But he had other things in mind too. Thirdly, he says, “Get rid of all moral filth and the evil that is so prevalent.” Has there ever been a day and age when moral filth is so accessible, so easily tripped over, so in-your-face, as in our own day and age? The internet is a virtual mine-field of degradation. We’ve got music that glorifies rape and drive-by shootings. We’ve now got billboards and ads and magazines and TV shows that endlessly parade women’s bodies in front of our eyes. James says, “Be fanatical about steering clear of it all.

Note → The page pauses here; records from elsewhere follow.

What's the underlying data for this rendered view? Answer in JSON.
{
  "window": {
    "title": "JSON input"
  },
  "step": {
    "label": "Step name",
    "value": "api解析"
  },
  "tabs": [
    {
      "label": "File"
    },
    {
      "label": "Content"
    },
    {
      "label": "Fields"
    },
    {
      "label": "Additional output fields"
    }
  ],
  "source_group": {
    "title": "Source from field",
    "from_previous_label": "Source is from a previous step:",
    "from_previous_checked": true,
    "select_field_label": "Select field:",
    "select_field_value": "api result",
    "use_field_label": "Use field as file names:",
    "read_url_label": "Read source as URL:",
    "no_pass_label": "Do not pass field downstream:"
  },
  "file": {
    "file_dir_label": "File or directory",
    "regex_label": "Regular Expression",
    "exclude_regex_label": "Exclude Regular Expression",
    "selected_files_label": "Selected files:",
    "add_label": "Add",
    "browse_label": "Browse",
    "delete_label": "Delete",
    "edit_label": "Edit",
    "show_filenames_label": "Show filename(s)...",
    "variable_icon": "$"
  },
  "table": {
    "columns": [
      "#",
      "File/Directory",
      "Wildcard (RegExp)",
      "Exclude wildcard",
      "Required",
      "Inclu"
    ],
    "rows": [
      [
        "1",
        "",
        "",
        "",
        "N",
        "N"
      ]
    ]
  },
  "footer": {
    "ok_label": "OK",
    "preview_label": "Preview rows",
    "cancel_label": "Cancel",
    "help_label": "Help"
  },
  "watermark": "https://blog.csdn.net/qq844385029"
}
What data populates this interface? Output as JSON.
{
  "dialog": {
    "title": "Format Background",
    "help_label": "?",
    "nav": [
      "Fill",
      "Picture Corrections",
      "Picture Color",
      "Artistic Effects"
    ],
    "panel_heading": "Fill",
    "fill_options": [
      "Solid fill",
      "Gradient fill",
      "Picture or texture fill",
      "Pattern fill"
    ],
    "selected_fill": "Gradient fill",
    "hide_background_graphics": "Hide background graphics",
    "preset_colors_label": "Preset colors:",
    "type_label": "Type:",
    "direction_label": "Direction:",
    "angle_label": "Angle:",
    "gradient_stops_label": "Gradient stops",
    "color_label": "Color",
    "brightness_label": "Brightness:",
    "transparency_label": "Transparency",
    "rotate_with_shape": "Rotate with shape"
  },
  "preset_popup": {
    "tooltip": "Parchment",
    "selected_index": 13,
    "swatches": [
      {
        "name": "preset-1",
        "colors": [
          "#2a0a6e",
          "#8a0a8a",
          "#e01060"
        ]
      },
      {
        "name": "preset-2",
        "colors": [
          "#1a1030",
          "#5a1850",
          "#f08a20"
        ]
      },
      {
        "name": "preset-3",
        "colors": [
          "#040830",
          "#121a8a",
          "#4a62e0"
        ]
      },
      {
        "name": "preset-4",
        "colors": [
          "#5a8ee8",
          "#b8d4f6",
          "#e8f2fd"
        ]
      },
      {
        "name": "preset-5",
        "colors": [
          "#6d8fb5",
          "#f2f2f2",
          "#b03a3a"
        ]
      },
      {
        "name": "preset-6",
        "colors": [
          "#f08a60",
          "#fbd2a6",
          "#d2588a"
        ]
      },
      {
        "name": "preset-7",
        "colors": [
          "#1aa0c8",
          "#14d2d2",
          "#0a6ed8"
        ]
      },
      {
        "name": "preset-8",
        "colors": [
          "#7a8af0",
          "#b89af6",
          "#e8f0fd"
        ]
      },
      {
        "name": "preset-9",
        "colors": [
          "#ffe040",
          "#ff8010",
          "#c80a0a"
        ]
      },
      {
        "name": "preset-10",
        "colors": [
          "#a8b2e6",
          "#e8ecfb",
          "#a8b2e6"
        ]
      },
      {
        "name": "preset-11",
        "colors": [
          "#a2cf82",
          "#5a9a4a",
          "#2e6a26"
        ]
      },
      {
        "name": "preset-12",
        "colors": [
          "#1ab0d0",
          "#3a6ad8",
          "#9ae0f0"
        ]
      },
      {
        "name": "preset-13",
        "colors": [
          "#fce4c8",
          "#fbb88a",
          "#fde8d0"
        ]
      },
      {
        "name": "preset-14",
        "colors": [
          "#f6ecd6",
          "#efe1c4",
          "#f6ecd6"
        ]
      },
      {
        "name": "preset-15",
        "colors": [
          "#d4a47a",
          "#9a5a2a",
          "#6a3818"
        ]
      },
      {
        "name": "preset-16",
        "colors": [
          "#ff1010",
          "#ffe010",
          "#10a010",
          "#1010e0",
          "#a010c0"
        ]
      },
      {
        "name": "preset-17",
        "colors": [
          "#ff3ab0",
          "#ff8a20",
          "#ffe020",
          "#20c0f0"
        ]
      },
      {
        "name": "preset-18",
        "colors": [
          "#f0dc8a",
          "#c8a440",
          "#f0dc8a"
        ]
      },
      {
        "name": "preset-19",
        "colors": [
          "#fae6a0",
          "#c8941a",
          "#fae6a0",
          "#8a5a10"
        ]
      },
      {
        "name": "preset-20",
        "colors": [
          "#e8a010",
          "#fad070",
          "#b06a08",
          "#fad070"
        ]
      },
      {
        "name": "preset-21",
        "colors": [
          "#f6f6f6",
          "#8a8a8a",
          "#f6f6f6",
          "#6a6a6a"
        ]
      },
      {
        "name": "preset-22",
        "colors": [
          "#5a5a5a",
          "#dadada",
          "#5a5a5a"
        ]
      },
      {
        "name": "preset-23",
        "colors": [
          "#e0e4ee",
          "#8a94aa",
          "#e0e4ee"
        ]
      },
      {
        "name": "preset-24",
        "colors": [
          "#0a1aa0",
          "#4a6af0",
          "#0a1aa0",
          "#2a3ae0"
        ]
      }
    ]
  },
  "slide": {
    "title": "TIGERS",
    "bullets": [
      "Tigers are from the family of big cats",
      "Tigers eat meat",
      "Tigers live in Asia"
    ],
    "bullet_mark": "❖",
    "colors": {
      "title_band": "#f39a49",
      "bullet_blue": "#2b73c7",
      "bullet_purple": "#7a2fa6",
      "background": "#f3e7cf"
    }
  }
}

He says, “Keep yourself from being polluted by the world.” Someone once said, “TV is that medium by which we allow people into our living room that we would never even dream of inviting in our front door.” What are you renting at the video store these days? Are you being fanatical about your choices?

So: in summary, James says, “Be fanatical about your speech,” “Be fanatical about your temper,” “Be fanatical about what you watch and what you listen to,” and now, fourthly, he says, “Be fanatical about caring for those less fortunate than yourself.” In James’ day, there was no one more vulnerable than orphans and widows. Without a man (without a “breadwinner”), orphans and widows were left utterly destitute. In vs. 27, James says, “Religion that our Father accepts as pure and faultless is this: to look after orphans and widows in their distress.” That’s the very essence of religion, James says. The essence of religion is not about doctrine; it’s about DOING! It’s about caring for “the least of these.”

Now, of course, James is not talking about the core content of the Christian faith. If he had said that the essence of the content of the Christian faith was caring for those less fortunate, he would’ve been dead wrong. We know from the rest of the Bible that at the very heart of the content of our faith is the amazing message of Jesus Christ, and him crucified. When Paul wrote his first letter to the Corinthians, he insisted that the message of the cross alone is the power of God to those who are being saved (1Corinthians 1:18 ). The cross must always remain at the very core of the Christian message. Christ’s life in exchange for ours. His sacrifice to pay for our sin. His life given, so that we could gain ours back. That’s the core content of our faith.

But caring for others is the necessary expression of that faith. If we have the content, but not the expression, we don’t have faith. If we have the content, but not the expression, we have a profession of faith but not a possession of faith. James would make his point even clearer in his second chapter. “What good is it, my brothers, if a man claims to have faith but has no deeds? Can such faith save him?” No: it cannot, James says just a few verses later. “Faith by itself, if it is not accompanied by action, is dead” (James 2:14 , 17).

Real faith expresses itself in the everyday details. Listen well. Keep your cool. Keep it clean. Care for others.

This is where the rubber hits the road. Do you hear the Word and DO it, in the nooks and crannies of your life? Jesus, in John 14:15 , said, “If you love me, you will obey what I command.” Just a few verses later, he says it again. “If anyone loves me, he will obey my teaching” ( 14:23 ). You see: the test of whether our love for Christ is genuine is fanatical obedience.

Do you love Jesus? You need only look at your life. If you see there a fanatical desire to obey him in ALL things, then you know your love is real.

Fanatics, of course, are not perfect. But fanatics do have a desire, more than anything else, to please and obey the Lord, because it’s in obedience that our love for God is shown.

When we obey, it’s is a sign of our thankfulness for the love God has shown us. He came to us in Jesus Christ so that we might receive that love and then return that love in fanatical obedience.

Finally, know this: As you obey, relying on the Holy Spirit, you will experience God’s blessing on your life. That’s the promise James gave us in vs. 25. “The [person] who looks intently into the perfect law that gives freedom, and continues to do this, not forgetting what he has heard, but doing it – he (or she) will be blessed.” Thanks be to God. Amen.